▶ EXERCISE INSTRUCTIONS
In the listing below, look for "this" and copy every line that has it.

▶ SOURCE INFORMATION
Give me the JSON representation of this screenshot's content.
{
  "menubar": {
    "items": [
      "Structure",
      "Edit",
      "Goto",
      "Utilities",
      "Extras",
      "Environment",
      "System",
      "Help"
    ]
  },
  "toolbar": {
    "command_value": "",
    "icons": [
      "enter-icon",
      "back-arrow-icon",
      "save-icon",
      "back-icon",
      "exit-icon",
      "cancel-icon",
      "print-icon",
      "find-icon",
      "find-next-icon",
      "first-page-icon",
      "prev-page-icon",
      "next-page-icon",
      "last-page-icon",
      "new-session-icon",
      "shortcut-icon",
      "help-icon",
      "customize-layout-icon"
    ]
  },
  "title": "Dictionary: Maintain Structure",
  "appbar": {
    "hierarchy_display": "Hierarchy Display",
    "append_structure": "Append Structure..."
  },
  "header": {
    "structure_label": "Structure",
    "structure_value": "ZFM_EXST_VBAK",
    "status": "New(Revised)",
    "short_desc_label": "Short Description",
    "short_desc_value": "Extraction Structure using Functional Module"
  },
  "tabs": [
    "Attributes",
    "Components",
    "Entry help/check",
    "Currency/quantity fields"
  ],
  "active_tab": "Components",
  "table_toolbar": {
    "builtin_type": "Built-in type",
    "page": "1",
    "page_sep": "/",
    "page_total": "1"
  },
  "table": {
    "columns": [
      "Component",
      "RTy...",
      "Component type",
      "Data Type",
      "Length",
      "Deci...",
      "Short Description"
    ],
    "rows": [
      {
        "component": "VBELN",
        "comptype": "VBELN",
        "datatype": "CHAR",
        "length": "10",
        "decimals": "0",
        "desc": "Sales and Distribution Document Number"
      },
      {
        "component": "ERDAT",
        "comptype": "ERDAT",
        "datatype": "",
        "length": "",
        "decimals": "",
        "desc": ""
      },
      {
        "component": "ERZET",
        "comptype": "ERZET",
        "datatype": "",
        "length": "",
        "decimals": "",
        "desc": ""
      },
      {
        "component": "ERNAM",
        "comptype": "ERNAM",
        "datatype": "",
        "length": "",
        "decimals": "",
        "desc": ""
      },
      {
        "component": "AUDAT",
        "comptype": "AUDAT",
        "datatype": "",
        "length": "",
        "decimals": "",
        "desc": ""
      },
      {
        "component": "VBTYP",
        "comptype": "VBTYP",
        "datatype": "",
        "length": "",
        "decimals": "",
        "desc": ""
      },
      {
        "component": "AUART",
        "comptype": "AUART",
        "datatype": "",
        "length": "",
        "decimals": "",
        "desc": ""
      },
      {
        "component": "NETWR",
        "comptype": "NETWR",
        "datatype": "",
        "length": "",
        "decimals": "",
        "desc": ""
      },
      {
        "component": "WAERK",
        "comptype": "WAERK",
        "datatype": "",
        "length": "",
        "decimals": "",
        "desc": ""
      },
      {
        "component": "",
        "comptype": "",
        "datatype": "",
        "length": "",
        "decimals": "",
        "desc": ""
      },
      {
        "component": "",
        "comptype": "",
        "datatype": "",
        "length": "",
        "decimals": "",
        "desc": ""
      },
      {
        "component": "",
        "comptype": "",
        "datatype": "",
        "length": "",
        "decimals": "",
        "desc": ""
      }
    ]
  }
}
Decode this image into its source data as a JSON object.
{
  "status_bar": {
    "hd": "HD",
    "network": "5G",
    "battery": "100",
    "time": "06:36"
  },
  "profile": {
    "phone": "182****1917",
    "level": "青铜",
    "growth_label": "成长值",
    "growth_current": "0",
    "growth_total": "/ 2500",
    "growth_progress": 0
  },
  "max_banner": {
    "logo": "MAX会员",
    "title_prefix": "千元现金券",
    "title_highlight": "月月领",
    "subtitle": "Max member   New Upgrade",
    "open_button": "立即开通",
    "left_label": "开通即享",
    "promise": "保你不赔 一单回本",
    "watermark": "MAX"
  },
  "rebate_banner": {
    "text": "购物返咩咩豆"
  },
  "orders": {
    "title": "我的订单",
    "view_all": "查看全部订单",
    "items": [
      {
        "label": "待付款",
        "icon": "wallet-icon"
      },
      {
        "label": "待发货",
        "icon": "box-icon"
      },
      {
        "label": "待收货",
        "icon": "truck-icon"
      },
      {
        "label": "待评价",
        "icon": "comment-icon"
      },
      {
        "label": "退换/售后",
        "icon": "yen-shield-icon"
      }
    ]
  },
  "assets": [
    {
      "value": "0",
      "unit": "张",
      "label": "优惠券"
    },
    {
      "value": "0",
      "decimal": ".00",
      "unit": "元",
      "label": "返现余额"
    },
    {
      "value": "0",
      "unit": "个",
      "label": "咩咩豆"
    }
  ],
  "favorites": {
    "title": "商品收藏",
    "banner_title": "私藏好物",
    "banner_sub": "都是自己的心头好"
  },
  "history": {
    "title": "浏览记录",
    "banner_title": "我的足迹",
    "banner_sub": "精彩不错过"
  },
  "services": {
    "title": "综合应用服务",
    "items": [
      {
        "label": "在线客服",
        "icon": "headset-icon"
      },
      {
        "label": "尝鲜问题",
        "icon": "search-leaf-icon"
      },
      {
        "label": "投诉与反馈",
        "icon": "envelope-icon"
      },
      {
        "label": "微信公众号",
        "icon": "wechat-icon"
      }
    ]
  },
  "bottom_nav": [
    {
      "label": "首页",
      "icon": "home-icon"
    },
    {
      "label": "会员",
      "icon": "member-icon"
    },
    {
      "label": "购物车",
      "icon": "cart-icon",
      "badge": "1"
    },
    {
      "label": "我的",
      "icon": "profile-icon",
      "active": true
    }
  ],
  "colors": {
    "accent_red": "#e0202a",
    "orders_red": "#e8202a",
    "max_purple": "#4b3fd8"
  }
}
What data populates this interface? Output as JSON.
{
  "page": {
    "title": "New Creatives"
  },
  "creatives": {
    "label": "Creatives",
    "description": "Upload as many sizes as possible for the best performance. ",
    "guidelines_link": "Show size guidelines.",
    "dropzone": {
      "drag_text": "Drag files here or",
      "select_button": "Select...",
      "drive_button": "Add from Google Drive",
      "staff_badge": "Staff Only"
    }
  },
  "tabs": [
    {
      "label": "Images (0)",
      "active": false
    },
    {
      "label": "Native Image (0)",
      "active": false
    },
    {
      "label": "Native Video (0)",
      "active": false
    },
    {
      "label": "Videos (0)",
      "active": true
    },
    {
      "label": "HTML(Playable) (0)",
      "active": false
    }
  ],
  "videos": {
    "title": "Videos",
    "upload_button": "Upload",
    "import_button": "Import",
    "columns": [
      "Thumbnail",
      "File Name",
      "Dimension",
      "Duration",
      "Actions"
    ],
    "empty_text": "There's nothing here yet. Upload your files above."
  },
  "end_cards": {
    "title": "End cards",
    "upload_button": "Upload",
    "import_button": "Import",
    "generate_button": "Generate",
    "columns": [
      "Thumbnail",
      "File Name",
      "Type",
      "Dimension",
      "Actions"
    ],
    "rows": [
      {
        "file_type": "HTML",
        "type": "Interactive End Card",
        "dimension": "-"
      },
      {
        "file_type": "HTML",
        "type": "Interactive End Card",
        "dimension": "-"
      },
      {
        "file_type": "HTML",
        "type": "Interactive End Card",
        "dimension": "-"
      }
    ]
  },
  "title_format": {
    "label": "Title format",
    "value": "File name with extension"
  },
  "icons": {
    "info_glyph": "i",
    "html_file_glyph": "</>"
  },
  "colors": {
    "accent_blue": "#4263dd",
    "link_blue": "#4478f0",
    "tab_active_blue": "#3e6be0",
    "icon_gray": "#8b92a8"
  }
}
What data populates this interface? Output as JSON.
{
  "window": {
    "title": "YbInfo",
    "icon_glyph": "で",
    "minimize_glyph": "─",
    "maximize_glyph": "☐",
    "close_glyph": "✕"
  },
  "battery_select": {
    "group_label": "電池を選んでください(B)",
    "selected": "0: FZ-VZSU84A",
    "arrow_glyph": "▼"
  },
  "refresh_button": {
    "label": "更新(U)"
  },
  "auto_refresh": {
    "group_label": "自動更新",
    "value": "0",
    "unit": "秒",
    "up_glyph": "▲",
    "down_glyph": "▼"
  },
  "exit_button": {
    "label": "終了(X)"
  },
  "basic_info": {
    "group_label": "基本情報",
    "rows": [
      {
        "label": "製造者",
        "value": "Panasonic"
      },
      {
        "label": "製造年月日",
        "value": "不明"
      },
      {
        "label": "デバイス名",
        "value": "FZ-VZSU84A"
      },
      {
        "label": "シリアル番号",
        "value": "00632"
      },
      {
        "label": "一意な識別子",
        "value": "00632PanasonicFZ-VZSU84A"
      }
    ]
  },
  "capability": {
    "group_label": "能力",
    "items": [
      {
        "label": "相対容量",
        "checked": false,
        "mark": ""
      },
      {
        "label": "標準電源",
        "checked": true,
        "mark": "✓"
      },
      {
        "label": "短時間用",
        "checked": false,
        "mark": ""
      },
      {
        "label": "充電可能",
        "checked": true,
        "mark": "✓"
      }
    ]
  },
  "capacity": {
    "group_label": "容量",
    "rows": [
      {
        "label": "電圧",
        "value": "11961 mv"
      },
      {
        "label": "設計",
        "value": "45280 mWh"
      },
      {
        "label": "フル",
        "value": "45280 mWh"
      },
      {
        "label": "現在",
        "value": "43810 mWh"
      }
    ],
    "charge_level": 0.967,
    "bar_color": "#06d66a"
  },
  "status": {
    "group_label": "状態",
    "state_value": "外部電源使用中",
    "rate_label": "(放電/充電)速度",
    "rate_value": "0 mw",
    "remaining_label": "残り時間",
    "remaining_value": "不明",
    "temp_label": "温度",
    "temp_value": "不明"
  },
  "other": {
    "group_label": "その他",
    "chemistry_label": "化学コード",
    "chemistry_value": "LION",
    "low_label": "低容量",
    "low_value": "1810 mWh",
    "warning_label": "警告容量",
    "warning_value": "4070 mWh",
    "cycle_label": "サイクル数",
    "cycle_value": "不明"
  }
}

▶ RESULT BELOW
Give me the JSON representation of this screenshot's content.
Decode this image into its source data as a JSON object.
What data populates this interface? Output as JSON.
What data populates this interface? Output as JSON.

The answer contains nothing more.